- Exercise objective: Every entry below, from first to last, should be copied exactly.
--- Record excerpts Enclosed Below ---
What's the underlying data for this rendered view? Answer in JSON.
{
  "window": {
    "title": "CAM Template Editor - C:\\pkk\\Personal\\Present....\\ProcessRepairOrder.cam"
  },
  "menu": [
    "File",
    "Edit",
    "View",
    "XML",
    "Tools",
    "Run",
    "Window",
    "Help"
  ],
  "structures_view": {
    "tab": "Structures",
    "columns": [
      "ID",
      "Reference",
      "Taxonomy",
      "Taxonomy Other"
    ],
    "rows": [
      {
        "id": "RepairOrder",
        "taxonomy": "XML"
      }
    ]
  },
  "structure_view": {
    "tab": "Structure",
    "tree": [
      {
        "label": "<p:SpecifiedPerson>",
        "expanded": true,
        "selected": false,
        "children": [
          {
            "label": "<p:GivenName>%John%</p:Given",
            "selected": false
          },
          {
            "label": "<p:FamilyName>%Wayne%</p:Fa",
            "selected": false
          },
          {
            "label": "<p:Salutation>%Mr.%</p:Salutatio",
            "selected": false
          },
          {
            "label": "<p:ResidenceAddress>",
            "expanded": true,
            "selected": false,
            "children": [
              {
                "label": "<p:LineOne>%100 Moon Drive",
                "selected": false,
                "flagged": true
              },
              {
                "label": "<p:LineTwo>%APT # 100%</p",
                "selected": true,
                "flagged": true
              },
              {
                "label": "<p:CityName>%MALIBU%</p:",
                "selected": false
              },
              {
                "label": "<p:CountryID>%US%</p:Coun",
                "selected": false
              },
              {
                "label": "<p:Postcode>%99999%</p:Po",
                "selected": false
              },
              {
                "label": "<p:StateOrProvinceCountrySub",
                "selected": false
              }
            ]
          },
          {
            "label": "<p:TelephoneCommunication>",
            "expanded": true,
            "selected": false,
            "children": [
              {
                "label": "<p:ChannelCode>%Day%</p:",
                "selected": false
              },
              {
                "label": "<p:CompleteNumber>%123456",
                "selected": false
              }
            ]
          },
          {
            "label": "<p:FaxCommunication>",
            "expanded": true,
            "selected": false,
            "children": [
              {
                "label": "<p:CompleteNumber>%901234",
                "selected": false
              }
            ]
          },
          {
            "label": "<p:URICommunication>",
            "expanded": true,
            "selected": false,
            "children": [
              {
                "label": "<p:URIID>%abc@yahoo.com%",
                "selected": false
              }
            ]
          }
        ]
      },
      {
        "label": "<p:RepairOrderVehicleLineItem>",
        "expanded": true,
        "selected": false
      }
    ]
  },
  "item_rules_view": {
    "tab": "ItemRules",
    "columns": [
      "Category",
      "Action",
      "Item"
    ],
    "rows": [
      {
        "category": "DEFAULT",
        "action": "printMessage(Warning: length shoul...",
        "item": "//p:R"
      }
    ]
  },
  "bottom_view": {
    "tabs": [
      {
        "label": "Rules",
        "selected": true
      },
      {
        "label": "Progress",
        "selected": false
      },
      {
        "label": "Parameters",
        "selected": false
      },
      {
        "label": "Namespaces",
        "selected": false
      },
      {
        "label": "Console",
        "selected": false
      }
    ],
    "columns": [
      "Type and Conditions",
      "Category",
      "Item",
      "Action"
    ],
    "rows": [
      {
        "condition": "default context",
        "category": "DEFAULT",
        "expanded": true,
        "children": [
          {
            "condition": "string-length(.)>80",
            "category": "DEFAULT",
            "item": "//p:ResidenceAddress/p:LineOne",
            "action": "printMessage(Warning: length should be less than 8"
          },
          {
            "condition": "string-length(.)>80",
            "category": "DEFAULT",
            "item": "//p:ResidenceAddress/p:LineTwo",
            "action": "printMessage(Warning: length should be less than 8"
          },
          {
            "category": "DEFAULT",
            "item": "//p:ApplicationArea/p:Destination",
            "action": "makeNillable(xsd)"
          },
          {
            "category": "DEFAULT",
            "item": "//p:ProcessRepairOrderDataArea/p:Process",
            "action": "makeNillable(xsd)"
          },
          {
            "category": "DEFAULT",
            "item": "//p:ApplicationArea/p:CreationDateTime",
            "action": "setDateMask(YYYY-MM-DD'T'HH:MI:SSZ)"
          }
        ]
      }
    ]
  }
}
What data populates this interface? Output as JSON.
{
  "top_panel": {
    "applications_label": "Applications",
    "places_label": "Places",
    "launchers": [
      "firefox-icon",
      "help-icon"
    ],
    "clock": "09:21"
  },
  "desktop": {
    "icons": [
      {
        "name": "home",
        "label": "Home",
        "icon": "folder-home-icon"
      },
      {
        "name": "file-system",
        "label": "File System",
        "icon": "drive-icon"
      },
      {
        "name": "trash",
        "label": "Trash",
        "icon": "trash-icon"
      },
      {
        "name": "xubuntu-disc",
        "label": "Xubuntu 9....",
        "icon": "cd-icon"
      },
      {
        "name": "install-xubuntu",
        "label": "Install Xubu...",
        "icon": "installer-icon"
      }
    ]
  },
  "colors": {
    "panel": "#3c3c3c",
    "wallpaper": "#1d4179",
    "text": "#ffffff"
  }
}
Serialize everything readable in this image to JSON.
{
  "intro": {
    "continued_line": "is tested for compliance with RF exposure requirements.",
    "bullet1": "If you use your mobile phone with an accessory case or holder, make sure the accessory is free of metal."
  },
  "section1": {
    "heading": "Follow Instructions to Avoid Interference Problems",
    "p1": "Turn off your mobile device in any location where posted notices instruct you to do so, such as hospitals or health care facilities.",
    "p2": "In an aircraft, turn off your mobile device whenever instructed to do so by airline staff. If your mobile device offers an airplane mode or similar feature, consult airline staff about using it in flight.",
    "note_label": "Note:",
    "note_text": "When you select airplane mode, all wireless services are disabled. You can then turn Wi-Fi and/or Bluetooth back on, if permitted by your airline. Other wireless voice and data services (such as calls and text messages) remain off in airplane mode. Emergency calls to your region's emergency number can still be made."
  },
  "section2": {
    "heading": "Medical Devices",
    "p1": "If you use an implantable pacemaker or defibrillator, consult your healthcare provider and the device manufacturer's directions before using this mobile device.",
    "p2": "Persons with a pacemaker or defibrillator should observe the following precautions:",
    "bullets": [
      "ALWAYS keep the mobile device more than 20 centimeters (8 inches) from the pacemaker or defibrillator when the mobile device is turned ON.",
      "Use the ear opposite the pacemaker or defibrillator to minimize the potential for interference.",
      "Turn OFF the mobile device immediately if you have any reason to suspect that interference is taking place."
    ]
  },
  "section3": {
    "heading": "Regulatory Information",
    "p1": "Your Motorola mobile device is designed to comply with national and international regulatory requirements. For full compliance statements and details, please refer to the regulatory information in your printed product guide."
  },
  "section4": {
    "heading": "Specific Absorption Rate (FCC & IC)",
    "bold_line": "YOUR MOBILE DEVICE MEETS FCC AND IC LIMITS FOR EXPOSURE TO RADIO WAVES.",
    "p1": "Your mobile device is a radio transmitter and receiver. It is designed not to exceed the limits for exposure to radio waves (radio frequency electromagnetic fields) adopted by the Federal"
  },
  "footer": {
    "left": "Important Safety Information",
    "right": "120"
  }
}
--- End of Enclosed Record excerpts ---
- Solution to the exercise:
What's the underlying data for this rendered view? Answer in JSON.
{
  "window": {
    "title": "CAM Template Editor - C:\\pkk\\Personal\\Present....\\ProcessRepairOrder.cam"
  },
  "menu": [
    "File",
    "Edit",
    "View",
    "XML",
    "Tools",
    "Run",
    "Window",
    "Help"
  ],
  "structures_view": {
    "tab": "Structures",
    "columns": [
      "ID",
      "Reference",
      "Taxonomy",
      "Taxonomy Other"
    ],
    "rows": [
      {
        "id": "RepairOrder",
        "taxonomy": "XML"
      }
    ]
  },
  "structure_view": {
    "tab": "Structure",
    "tree": [
      {
        "label": "<p:SpecifiedPerson>",
        "expanded": true,
        "selected": false,
        "children": [
          {
            "label": "<p:GivenName>%John%</p:Given",
            "selected": false
          },
          {
            "label": "<p:FamilyName>%Wayne%</p:Fa",
            "selected": false
          },
          {
            "label": "<p:Salutation>%Mr.%</p:Salutatio",
            "selected": false
          },
          {
            "label": "<p:ResidenceAddress>",
            "expanded": true,
            "selected": false,
            "children": [
              {
                "label": "<p:LineOne>%100 Moon Drive",
                "selected": false,
                "flagged": true
              },
              {
                "label": "<p:LineTwo>%APT # 100%</p",
                "selected": true,
                "flagged": true
              },
              {
                "label": "<p:CityName>%MALIBU%</p:",
                "selected": false
              },
              {
                "label": "<p:CountryID>%US%</p:Coun",
                "selected": false
              },
              {
                "label": "<p:Postcode>%99999%</p:Po",
                "selected": false
              },
              {
                "label": "<p:StateOrProvinceCountrySub",
                "selected": false
              }
            ]
          },
          {
            "label": "<p:TelephoneCommunication>",
            "expanded": true,
            "selected": false,
            "children": [
              {
                "label": "<p:ChannelCode>%Day%</p:",
                "selected": false
              },
              {
                "label": "<p:CompleteNumber>%123456",
                "selected": false
              }
            ]
          },
          {
            "label": "<p:FaxCommunication>",
            "expanded": true,
            "selected": false,
            "children": [
              {
                "label": "<p:CompleteNumber>%901234",
                "selected": false
              }
            ]
          },
          {
            "label": "<p:URICommunication>",
            "expanded": true,
            "selected": false,
            "children": [
              {
                "label": "<p:URIID>%abc@yahoo.com%",
                "selected": false
              }
            ]
          }
        ]
      },
      {
        "label": "<p:RepairOrderVehicleLineItem>",
        "expanded": true,
        "selected": false
      }
    ]
  },
  "item_rules_view": {
    "tab": "ItemRules",
    "columns": [
      "Category",
      "Action",
      "Item"
    ],
    "rows": [
      {
        "category": "DEFAULT",
        "action": "printMessage(Warning: length shoul...",
        "item": "//p:R"
      }
    ]
  },
  "bottom_view": {
    "tabs": [
      {
        "label": "Rules",
        "selected": true
      },
      {
        "label": "Progress",
        "selected": false
      },
      {
        "label": "Parameters",
        "selected": false
      },
      {
        "label": "Namespaces",
        "selected": false
      },
      {
        "label": "Console",
        "selected": false
      }
    ],
    "columns": [
      "Type and Conditions",
      "Category",
      "Item",
      "Action"
    ],
    "rows": [
      {
        "condition": "default context",
        "category": "DEFAULT",
        "expanded": true,
        "children": [
          {
            "condition": "string-length(.)>80",
            "category": "DEFAULT",
            "item": "//p:ResidenceAddress/p:LineOne",
            "action": "printMessage(Warning: length should be less than 8"
          },
          {
            "condition": "string-length(.)>80",
            "category": "DEFAULT",
            "item": "//p:ResidenceAddress/p:LineTwo",
            "action": "printMessage(Warning: length should be less than 8"
          },
          {
            "category": "DEFAULT",
            "item": "//p:ApplicationArea/p:Destination",
            "action": "makeNillable(xsd)"
          },
          {
            "category": "DEFAULT",
            "item": "//p:ProcessRepairOrderDataArea/p:Process",
            "action": "makeNillable(xsd)"
          },
          {
            "category": "DEFAULT",
            "item": "//p:ApplicationArea/p:CreationDateTime",
            "action": "setDateMask(YYYY-MM-DD'T'HH:MI:SSZ)"
          }
        ]
      }
    ]
  }
}
What data populates this interface? Output as JSON.
{
  "top_panel": {
    "applications_label": "Applications",
    "places_label": "Places",
    "launchers": [
      "firefox-icon",
      "help-icon"
    ],
    "clock": "09:21"
  },
  "desktop": {
    "icons": [
      {
        "name": "home",
        "label": "Home",
        "icon": "folder-home-icon"
      },
      {
        "name": "file-system",
        "label": "File System",
        "icon": "drive-icon"
      },
      {
        "name": "trash",
        "label": "Trash",
        "icon": "trash-icon"
      },
      {
        "name": "xubuntu-disc",
        "label": "Xubuntu 9....",
        "icon": "cd-icon"
      },
      {
        "name": "install-xubuntu",
        "label": "Install Xubu...",
        "icon": "installer-icon"
      }
    ]
  },
  "colors": {
    "panel": "#3c3c3c",
    "wallpaper": "#1d4179",
    "text": "#ffffff"
  }
}
Serialize everything readable in this image to JSON.
{
  "intro": {
    "continued_line": "is tested for compliance with RF exposure requirements.",
    "bullet1": "If you use your mobile phone with an accessory case or holder, make sure the accessory is free of metal."
  },
  "section1": {
    "heading": "Follow Instructions to Avoid Interference Problems",
    "p1": "Turn off your mobile device in any location where posted notices instruct you to do so, such as hospitals or health care facilities.",
    "p2": "In an aircraft, turn off your mobile device whenever instructed to do so by airline staff. If your mobile device offers an airplane mode or similar feature, consult airline staff about using it in flight.",
    "note_label": "Note:",
    "note_text": "When you select airplane mode, all wireless services are disabled. You can then turn Wi-Fi and/or Bluetooth back on, if permitted by your airline. Other wireless voice and data services (such as calls and text messages) remain off in airplane mode. Emergency calls to your region's emergency number can still be made."
  },
  "section2": {
    "heading": "Medical Devices",
    "p1": "If you use an implantable pacemaker or defibrillator, consult your healthcare provider and the device manufacturer's directions before using this mobile device.",
    "p2": "Persons with a pacemaker or defibrillator should observe the following precautions:",
    "bullets": [
      "ALWAYS keep the mobile device more than 20 centimeters (8 inches) from the pacemaker or defibrillator when the mobile device is turned ON.",
      "Use the ear opposite the pacemaker or defibrillator to minimize the potential for interference.",
      "Turn OFF the mobile device immediately if you have any reason to suspect that interference is taking place."
    ]
  },
  "section3": {
    "heading": "Regulatory Information",
    "p1": "Your Motorola mobile device is designed to comply with national and international regulatory requirements. For full compliance statements and details, please refer to the regulatory information in your printed product guide."
  },
  "section4": {
    "heading": "Specific Absorption Rate (FCC & IC)",
    "bold_line": "YOUR MOBILE DEVICE MEETS FCC AND IC LIMITS FOR EXPOSURE TO RADIO WAVES.",
    "p1": "Your mobile device is a radio transmitter and receiver. It is designed not to exceed the limits for exposure to radio waves (radio frequency electromagnetic fields) adopted by the Federal"
  },
  "footer": {
    "left": "Important Safety Information",
    "right": "120"
  }
}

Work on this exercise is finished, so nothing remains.